Synergy Health Partners

Hand Fractures


Hand fractures involve a break in one or more of the bones in the hand. These can include fractures of the phalanges (finger bones) and the metacarpals (bones of the palm). Hand fractures are common injuries that can result from falls, direct blows, or accidents.


Hand fractures can occur from various causes, including:

  • Trauma: Direct impact or blow to the hand, often from sports, falls, or fights.
  • Crush Injuries: Hand caught in machinery or heavy objects falling on the hand.
  • Falls: Falling onto an outstretched hand.
  • Twisting Injuries: Forceful twisting motions that exceed the bone’s strength.

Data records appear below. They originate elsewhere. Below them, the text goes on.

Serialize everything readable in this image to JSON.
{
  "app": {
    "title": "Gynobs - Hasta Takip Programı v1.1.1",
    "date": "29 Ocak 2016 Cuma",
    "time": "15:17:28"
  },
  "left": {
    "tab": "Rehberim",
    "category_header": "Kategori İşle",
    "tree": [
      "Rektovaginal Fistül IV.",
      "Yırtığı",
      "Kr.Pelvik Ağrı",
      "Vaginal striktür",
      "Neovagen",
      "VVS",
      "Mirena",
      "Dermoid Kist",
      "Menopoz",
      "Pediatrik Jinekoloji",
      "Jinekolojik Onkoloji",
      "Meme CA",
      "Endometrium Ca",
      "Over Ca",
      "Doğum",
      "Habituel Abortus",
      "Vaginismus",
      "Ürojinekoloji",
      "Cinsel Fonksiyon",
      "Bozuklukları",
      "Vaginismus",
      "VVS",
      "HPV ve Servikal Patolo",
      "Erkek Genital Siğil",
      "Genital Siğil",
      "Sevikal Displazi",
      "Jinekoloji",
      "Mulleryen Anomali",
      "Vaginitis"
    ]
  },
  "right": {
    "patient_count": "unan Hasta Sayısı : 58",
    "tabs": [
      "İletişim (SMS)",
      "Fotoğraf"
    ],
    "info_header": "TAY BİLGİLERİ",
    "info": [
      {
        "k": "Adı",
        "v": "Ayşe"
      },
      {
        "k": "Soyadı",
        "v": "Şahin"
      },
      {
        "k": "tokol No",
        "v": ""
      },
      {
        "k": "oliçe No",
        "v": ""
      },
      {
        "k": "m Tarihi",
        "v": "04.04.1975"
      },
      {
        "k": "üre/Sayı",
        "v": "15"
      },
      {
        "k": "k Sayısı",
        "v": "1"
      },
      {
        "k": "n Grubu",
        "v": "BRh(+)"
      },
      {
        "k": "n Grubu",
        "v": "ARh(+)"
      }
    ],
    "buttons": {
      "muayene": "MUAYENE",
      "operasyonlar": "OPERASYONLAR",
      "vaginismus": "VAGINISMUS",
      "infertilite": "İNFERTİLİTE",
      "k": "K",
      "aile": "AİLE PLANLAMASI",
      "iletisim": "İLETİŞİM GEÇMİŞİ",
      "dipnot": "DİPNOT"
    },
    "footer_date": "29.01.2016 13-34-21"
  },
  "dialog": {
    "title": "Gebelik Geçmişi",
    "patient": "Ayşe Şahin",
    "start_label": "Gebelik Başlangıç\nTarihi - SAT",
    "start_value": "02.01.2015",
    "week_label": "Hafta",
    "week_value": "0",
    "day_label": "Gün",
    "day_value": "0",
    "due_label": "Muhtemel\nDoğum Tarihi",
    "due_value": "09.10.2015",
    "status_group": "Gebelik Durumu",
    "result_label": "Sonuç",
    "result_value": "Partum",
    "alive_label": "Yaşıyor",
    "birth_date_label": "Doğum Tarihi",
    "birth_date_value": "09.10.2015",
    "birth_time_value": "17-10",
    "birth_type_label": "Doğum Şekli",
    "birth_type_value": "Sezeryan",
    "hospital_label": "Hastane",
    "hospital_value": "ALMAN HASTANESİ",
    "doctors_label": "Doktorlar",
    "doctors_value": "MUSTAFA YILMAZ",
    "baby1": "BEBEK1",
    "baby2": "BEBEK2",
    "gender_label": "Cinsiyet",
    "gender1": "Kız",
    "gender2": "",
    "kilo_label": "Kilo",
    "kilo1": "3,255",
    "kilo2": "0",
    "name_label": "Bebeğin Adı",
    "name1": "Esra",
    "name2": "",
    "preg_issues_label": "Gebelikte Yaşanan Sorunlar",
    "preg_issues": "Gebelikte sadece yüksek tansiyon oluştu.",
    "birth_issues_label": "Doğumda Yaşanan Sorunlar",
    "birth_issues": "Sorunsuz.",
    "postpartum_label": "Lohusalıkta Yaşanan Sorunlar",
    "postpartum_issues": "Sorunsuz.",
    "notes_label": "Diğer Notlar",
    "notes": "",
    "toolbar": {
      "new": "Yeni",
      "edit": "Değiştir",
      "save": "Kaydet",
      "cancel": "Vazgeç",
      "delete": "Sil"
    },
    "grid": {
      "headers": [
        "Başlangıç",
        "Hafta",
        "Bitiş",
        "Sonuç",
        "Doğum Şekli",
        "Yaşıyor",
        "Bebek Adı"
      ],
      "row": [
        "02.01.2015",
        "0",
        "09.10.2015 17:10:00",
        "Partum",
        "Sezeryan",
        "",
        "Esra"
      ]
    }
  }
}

Symptoms of a hand fracture can vary depending on the severity and location of the break, but common signs include:

  • Pain: Immediate, sharp pain at the site of the fracture.
  • Swelling and Bruising: Swelling and discoloration around the injured area.
  • Deformity: Visible deformity or abnormal position of the finger or hand.
  • Tenderness: Pain when touching or moving the affected area.
  • Difficulty Moving: Limited range of motion or inability to move the fingers or hand.
  • Numbness: Tingling or numbness if nerves are affected.

Types of Hand Fractures

Hand fractures can be classified into several types based on their location and characteristics:

  1. Phalangeal Fractures:

    • Distal Phalanx: Fractures near the fingertip.
    • Middle Phalanx: Fractures in the middle segment of the finger.
    • Proximal Phalanx: Fractures near the base of the finger.
  2. Metacarpal Fractures:

    • Boxer’s Fracture: A fracture of the 5th metacarpal (pinky finger) typically resulting from punching.
    • Shaft Fracture: A break along the length of a metacarpal bone.
    • Base Fracture: A fracture near the wrist end of the metacarpal.
    • Neck Fracture: A break just below the head of the metacarpal.


Diagnosis of a hand fracture involves a combination of clinical evaluation and imaging studies:

  • Medical History and Physical Examination: Assessment of symptoms, history of the injury, and physical examination to identify signs of fracture.
  • X-rays: Primary imaging technique to confirm the fracture and determine its location and severity.
  • CT Scan or MRI: May be used for complex fractures or to evaluate associated soft tissue injuries.


Treatment for hand fractures depends on the type and severity of the fracture and may include:

  • Non-Surgical Treatment:

    • Immobilization: Using a splint, cast, or brace to keep the hand in a stable position and allow the bone to heal.
    • Reduction: Manipulating the bone back into place if it is displaced.
    • Pain Management: Over-the-counter pain relievers or prescribed medications to manage pain and inflammation.
    • Follow-Up Care: Regular check-ups to monitor healing and ensure proper alignment.
  • Surgical Treatment:

    • Surgery may be necessary for fractures that are severely displaced, unstable, or involve joint surfaces. Surgical options include:
      • Internal Fixation: Using pins, screws, plates, or rods to stabilize the bone.
      • External Fixation: Using an external frame to hold the bones in the correct position during healing.
      • Bone Grafting: In cases where there is significant bone loss or nonunion (failure to heal), bone grafting may be performed to stimulate healing.


Rehabilitation is crucial for regaining full function after a hand fracture:

  • Physical Therapy: Exercises to restore strength, flexibility, and range of motion.
  • Occupational Therapy: Techniques to improve hand function and dexterity for daily activities.


The prognosis for hand fractures is generally good, especially with timely and appropriate treatment. Most individuals can expect to regain full function and strength, although recovery time can vary based on the severity of the fracture and adherence to rehabilitation protocols.


Preventing hand fractures involves taking measures to protect the hands from injury:

  • Protective Gear: Wearing appropriate protective equipment during sports and high-risk activities.
  • Safe Practices: Using safe techniques and caution when performing tasks that pose a risk of hand injury.
  • Strengthening Exercises: Performing exercises to strengthen the hand and wrist muscles, improving overall resilience to injury.